provisions relating to enforcement or setting aside or orders of the
Interstate Commerce Commission as unfortunately lengthy and prolix.
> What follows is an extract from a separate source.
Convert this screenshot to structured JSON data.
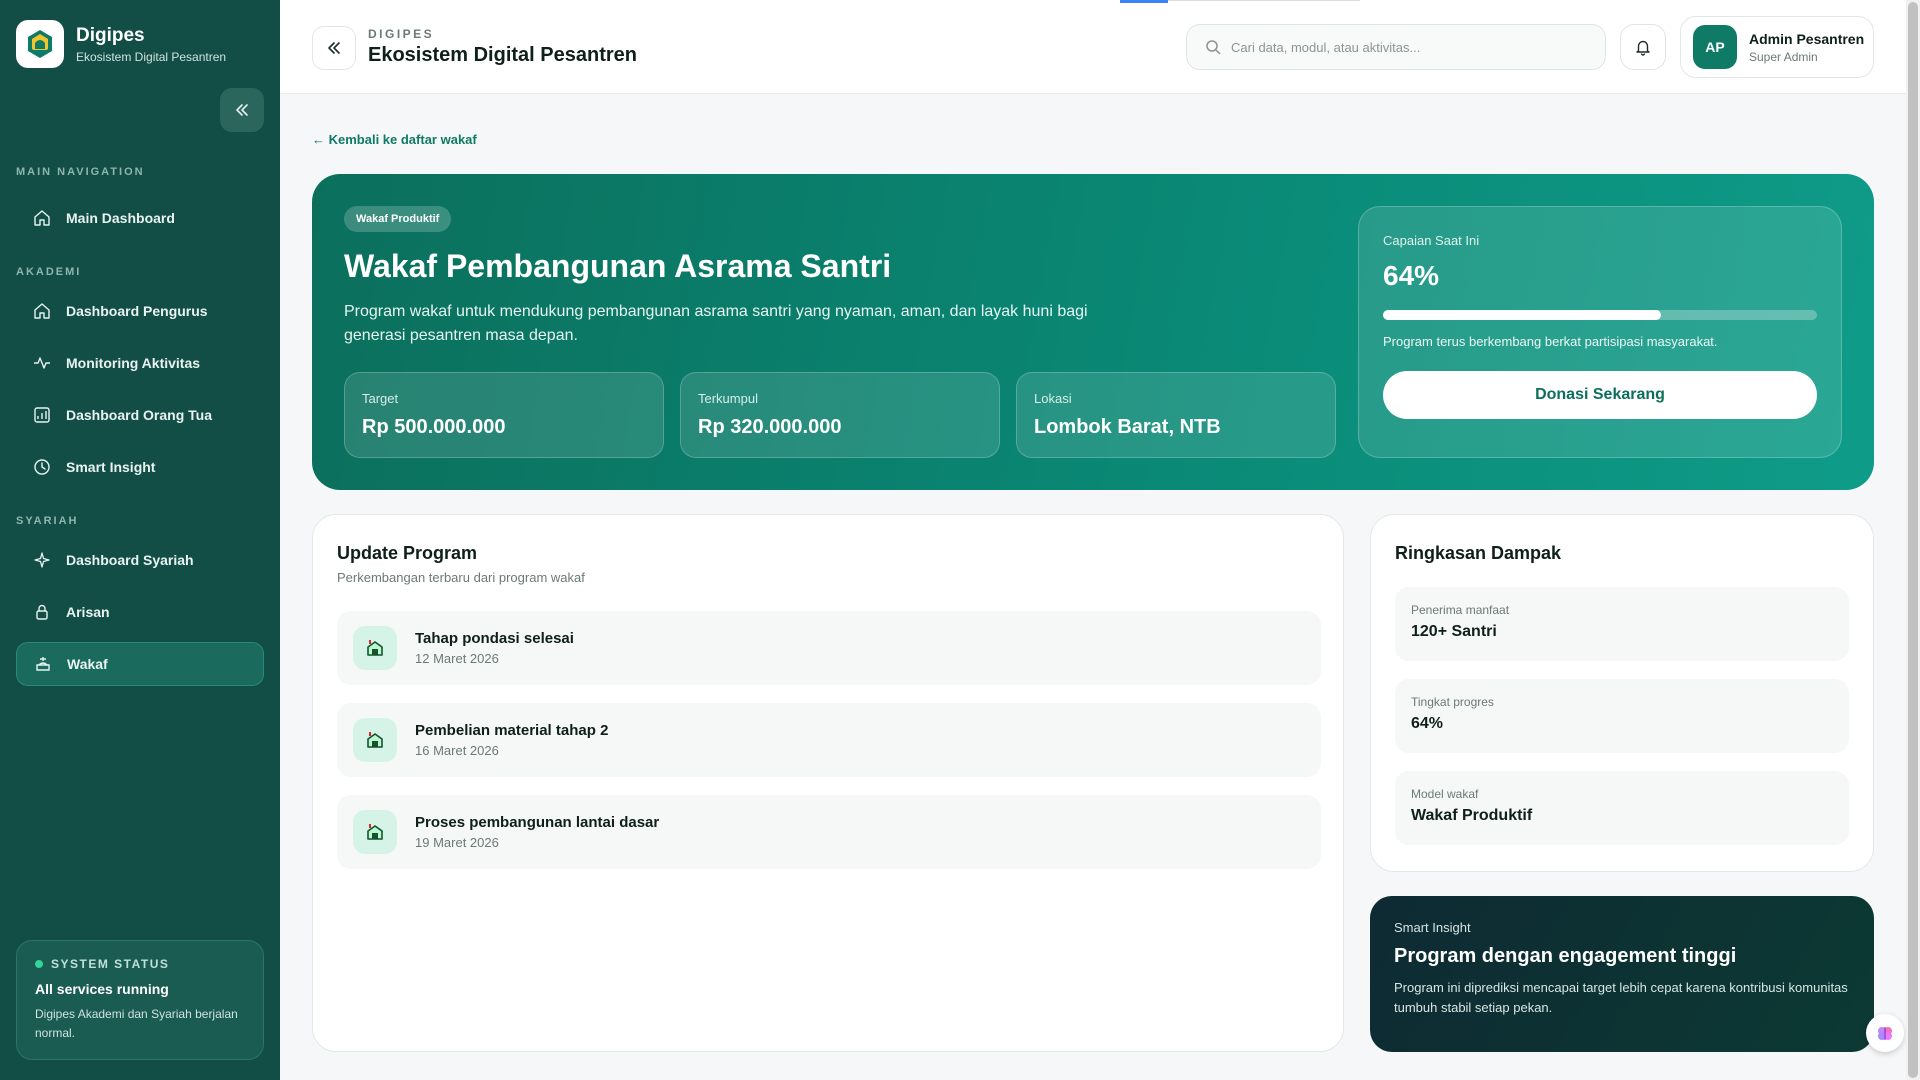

He
has urged revision to insure uniform procedure in the several classes of
so-called three-judge cases.
The provision that such notice shall be given by the clerk by
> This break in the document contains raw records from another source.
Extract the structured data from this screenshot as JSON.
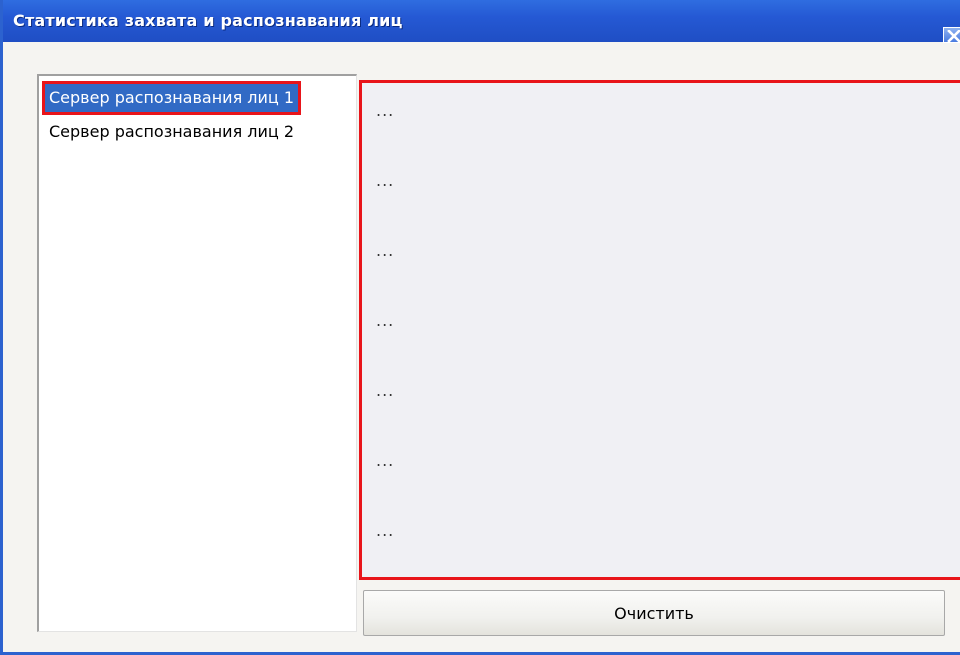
{
  "window": {
    "title": "Статистика захвата и распознавания лиц"
  },
  "server_list": {
    "items": [
      {
        "label": "Сервер распознавания лиц 1",
        "selected": true
      },
      {
        "label": "Сервер распознавания лиц 2",
        "selected": false
      }
    ]
  },
  "stats_panel": {
    "lines": [
      "...",
      "...",
      "...",
      "...",
      "...",
      "...",
      "..."
    ]
  },
  "buttons": {
    "clear_label": "Очистить"
  },
  "colors": {
    "titlebar": "#2559d4",
    "selection": "#316ac5",
    "highlight_outline": "#e8141a",
    "panel_bg": "#f0f0f4"
  },
  "icons": {
    "close": "close-icon"
  }
}
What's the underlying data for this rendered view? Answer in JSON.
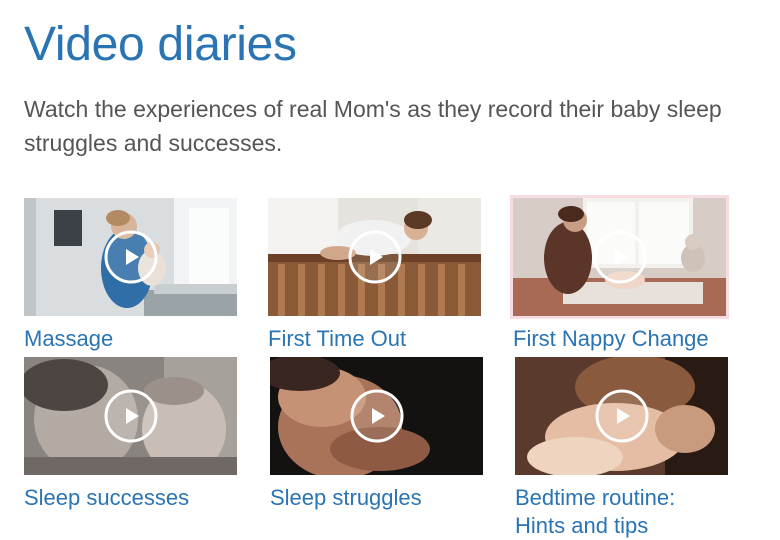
{
  "header": {
    "title": "Video diaries",
    "intro": "Watch the experiences of real Mom's as they record their baby sleep struggles and successes."
  },
  "videos": [
    {
      "title": "Massage",
      "icon": "play-icon"
    },
    {
      "title": "First Time Out",
      "icon": "play-icon"
    },
    {
      "title": "First Nappy Change",
      "icon": "play-icon"
    },
    {
      "title": "Sleep successes",
      "icon": "play-icon"
    },
    {
      "title": "Sleep struggles",
      "icon": "play-icon"
    },
    {
      "title": "Bedtime routine: Hints and tips",
      "icon": "play-icon"
    }
  ],
  "colors": {
    "link": "#2a74b4",
    "body_text": "#555555",
    "highlight_border": "#f7dce1"
  }
}
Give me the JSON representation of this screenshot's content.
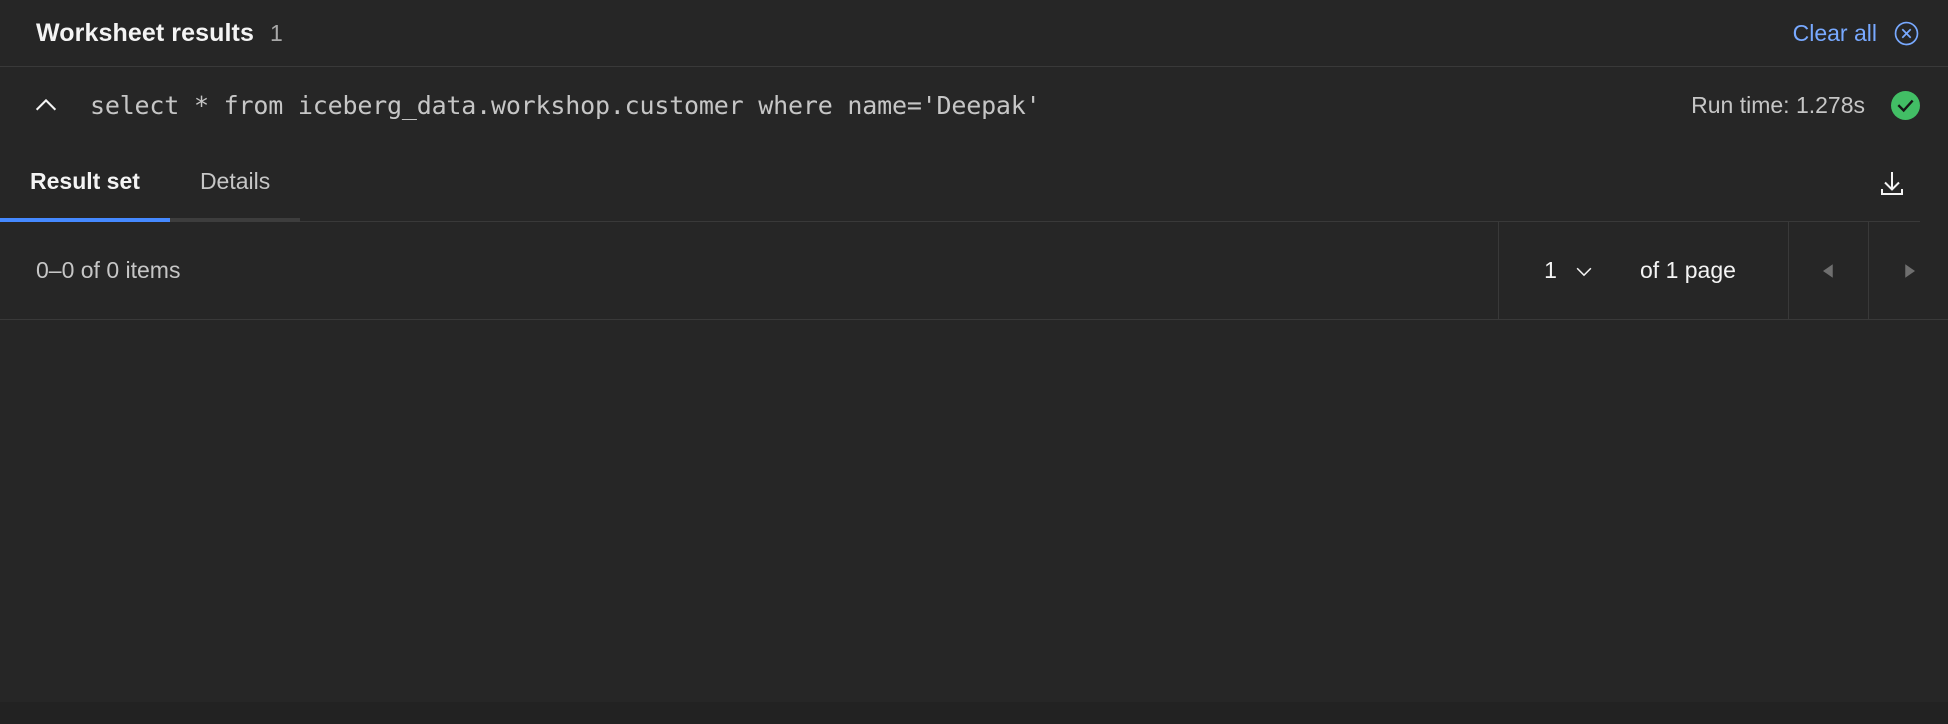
{
  "header": {
    "title": "Worksheet results",
    "count": "1",
    "clear_all_label": "Clear all",
    "clear_all_icon": "close-circle-icon",
    "accent_color": "#78a9ff"
  },
  "query": {
    "collapse_icon": "chevron-up-icon",
    "sql": "select * from iceberg_data.workshop.customer where name='Deepak'",
    "runtime_label": "Run time:",
    "runtime_value": "1.278s",
    "runtime_text": "Run time: 1.278s",
    "status_icon": "checkmark-filled-icon",
    "status_color": "#42be65"
  },
  "tabs": [
    {
      "label": "Result set",
      "active": true,
      "name": "tab-result-set"
    },
    {
      "label": "Details",
      "active": false,
      "name": "tab-details"
    }
  ],
  "toolbar": {
    "download_icon": "download-icon"
  },
  "pagination": {
    "items_text": "0–0 of 0 items",
    "page_value": "1",
    "page_dropdown_icon": "chevron-down-icon",
    "page_total_text": "of 1 page",
    "prev_icon": "caret-left-icon",
    "next_icon": "caret-right-icon"
  },
  "theme": {
    "panel_bg": "#262626",
    "border": "#393939",
    "tab_underline_active": "#4589ff",
    "tab_underline_inactive": "#3d3d3d",
    "text_primary": "#f4f4f4",
    "text_secondary": "#c6c6c6"
  }
}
registered mail, and shall be complete on the mailing thereof follows,
substantially, rules 4(d)(4) and 5(b) of the Federal Rules of Civil
Changes were made in phraseology.
References in Text
The rules of civil procedure, referred to in subsec. (b)(3), are set
out in the Appendix to this title.
1984--Subsec. (b)(2). Pub. L. 98-620 struck out provision that the
hearing had to be given precedence and held at the earliest practicable
1976--Pub. L. 94-381 substituted ``Three-judge court; when
required'' for ``Three-judge district court'' in section catchline, and
generally revised section to alter the method by which three-judge
courts are composed, the procedure used by such courts, and to conform
its requirements to the repeal of sections 2281 and 2282 of this title.
1960--Pub. L. 86-507 substituted ``by registered mail or by
certified mail by the clerk and'' for ``by registered mail by the clerk,
Effective Date of 1984 Amendment
Amendment by Pub. L. 98-620 not applicable to cases pending on Nov.
8, 1984, see section 403 of Pub. L. 98-620, set out as an Effective Date
note under section 1657 of this title.
Effective Date of 1976 Amendment
Section 7 of Pub. L. 94-381 provided that: ``This Act [amending this
section and section 2403 of this title and repealing sections 2281 and
2282 of this title] shall not apply to any action commenced on or before
the date of enactment [Aug. 12, 1976].''
Section Referred to in Other Sections
This section is referred to in title 2 section 922; title 18 section
3626; title 26 sections 9010, 9011; title 42 sections 1973b, 1973c,
1973h, 1973aa-2, 1973bb; title 47 section 555.